*WHAT IS NEEDED:* One number is all that is asked for: the number of lines below that hold the string "JSON".

*SOURCE RECORDS:*
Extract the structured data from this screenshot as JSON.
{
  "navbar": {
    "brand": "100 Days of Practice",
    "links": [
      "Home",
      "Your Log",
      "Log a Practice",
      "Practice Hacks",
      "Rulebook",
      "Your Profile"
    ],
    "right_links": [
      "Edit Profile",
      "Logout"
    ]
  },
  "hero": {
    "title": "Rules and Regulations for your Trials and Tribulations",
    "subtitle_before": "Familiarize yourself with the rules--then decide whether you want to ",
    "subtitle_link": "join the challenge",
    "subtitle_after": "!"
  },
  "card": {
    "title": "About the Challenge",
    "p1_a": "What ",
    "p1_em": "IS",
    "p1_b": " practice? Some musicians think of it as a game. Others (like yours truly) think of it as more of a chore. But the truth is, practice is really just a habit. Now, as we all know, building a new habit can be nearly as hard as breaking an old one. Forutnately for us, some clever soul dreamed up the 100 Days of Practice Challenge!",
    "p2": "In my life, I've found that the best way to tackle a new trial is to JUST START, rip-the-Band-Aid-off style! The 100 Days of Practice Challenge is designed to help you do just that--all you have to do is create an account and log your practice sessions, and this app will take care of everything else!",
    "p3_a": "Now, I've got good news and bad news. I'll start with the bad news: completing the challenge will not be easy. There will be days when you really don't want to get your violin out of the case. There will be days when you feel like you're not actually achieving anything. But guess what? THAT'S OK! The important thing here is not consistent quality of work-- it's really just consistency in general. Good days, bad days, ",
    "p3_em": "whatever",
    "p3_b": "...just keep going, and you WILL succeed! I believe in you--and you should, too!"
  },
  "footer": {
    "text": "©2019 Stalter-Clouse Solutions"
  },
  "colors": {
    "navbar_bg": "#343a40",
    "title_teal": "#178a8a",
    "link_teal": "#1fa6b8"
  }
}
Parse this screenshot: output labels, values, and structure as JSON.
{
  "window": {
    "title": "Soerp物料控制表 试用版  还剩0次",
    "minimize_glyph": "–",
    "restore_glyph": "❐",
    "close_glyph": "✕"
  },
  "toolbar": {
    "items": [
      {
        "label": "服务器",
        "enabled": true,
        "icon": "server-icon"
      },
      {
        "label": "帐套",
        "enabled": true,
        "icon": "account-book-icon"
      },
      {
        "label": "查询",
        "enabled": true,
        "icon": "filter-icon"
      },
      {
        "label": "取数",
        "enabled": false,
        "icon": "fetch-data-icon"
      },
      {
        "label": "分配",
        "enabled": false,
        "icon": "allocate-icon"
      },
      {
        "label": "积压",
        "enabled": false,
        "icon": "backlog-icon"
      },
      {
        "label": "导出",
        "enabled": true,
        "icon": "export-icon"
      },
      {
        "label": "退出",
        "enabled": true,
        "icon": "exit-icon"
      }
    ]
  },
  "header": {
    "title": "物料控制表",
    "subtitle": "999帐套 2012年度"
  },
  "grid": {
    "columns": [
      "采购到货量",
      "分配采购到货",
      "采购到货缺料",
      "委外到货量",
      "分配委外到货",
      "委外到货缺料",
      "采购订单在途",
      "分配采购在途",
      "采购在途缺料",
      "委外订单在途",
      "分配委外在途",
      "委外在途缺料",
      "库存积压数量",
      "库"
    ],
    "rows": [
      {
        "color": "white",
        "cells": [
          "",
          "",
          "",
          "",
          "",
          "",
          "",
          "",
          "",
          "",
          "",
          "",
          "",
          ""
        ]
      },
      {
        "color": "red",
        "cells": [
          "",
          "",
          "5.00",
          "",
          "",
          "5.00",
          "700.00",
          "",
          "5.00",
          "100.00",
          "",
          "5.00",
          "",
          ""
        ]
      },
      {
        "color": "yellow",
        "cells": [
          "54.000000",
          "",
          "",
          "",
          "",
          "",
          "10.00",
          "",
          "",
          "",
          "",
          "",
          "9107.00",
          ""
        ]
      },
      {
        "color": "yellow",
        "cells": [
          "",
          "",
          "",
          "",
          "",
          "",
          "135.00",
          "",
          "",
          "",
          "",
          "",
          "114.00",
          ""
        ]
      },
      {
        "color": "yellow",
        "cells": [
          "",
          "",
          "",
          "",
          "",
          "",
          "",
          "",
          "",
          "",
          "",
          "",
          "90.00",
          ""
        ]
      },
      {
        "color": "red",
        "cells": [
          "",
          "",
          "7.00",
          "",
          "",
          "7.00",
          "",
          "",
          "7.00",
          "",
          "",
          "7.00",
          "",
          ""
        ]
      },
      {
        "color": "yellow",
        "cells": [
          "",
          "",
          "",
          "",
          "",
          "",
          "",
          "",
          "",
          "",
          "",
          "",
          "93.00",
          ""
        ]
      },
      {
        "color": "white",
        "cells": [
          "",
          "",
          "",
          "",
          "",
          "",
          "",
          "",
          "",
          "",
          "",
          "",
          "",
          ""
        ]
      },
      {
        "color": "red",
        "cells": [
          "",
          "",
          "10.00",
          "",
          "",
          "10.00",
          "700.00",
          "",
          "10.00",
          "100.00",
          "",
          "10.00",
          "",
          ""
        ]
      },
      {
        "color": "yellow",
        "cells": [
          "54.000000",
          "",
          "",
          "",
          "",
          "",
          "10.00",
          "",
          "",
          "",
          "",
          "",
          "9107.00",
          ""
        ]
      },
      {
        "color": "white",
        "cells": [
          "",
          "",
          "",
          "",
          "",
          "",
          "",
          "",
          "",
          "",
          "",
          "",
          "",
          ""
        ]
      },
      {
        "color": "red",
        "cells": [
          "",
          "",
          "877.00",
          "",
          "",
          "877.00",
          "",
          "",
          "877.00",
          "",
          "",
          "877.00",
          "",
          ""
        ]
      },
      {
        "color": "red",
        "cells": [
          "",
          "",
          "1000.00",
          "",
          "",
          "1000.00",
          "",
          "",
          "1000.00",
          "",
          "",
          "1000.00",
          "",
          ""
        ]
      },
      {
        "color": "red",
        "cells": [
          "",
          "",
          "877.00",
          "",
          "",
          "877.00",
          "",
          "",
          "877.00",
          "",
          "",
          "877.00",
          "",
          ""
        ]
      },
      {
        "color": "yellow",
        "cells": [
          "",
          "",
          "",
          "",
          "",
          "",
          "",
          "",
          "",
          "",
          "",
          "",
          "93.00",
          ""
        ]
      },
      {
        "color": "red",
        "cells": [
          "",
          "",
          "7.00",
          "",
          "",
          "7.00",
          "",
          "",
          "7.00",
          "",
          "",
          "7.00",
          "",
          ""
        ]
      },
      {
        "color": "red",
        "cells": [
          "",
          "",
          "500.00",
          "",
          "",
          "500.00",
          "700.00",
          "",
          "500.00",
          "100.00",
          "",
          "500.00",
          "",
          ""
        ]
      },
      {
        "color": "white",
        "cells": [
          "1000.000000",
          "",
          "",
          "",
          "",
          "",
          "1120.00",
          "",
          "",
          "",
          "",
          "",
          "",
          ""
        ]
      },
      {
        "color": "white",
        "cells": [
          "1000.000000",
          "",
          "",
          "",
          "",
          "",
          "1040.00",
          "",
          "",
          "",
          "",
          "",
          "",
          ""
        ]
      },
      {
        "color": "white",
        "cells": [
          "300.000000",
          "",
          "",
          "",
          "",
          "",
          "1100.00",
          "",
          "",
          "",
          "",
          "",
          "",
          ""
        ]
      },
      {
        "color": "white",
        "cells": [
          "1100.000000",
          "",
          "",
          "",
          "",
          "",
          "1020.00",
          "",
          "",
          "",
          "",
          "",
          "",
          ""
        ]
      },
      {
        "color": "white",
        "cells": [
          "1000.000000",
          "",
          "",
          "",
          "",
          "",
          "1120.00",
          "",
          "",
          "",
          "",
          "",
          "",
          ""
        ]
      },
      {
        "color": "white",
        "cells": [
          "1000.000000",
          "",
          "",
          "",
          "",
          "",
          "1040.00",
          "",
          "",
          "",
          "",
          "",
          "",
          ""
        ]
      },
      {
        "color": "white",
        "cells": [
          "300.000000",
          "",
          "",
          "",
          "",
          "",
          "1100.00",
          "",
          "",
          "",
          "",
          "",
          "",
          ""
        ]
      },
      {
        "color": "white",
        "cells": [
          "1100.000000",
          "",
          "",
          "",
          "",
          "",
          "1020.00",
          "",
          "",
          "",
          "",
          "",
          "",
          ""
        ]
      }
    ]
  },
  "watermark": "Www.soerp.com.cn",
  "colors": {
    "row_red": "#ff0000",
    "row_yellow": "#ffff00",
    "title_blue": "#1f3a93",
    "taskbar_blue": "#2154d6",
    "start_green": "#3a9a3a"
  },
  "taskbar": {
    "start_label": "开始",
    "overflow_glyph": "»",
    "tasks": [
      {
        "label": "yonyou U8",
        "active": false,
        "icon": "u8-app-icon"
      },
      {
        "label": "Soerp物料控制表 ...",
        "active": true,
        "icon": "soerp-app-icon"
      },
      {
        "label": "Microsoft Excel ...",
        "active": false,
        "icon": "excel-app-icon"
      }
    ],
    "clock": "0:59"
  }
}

*RESULT FOR THIS EXERCISE:* 2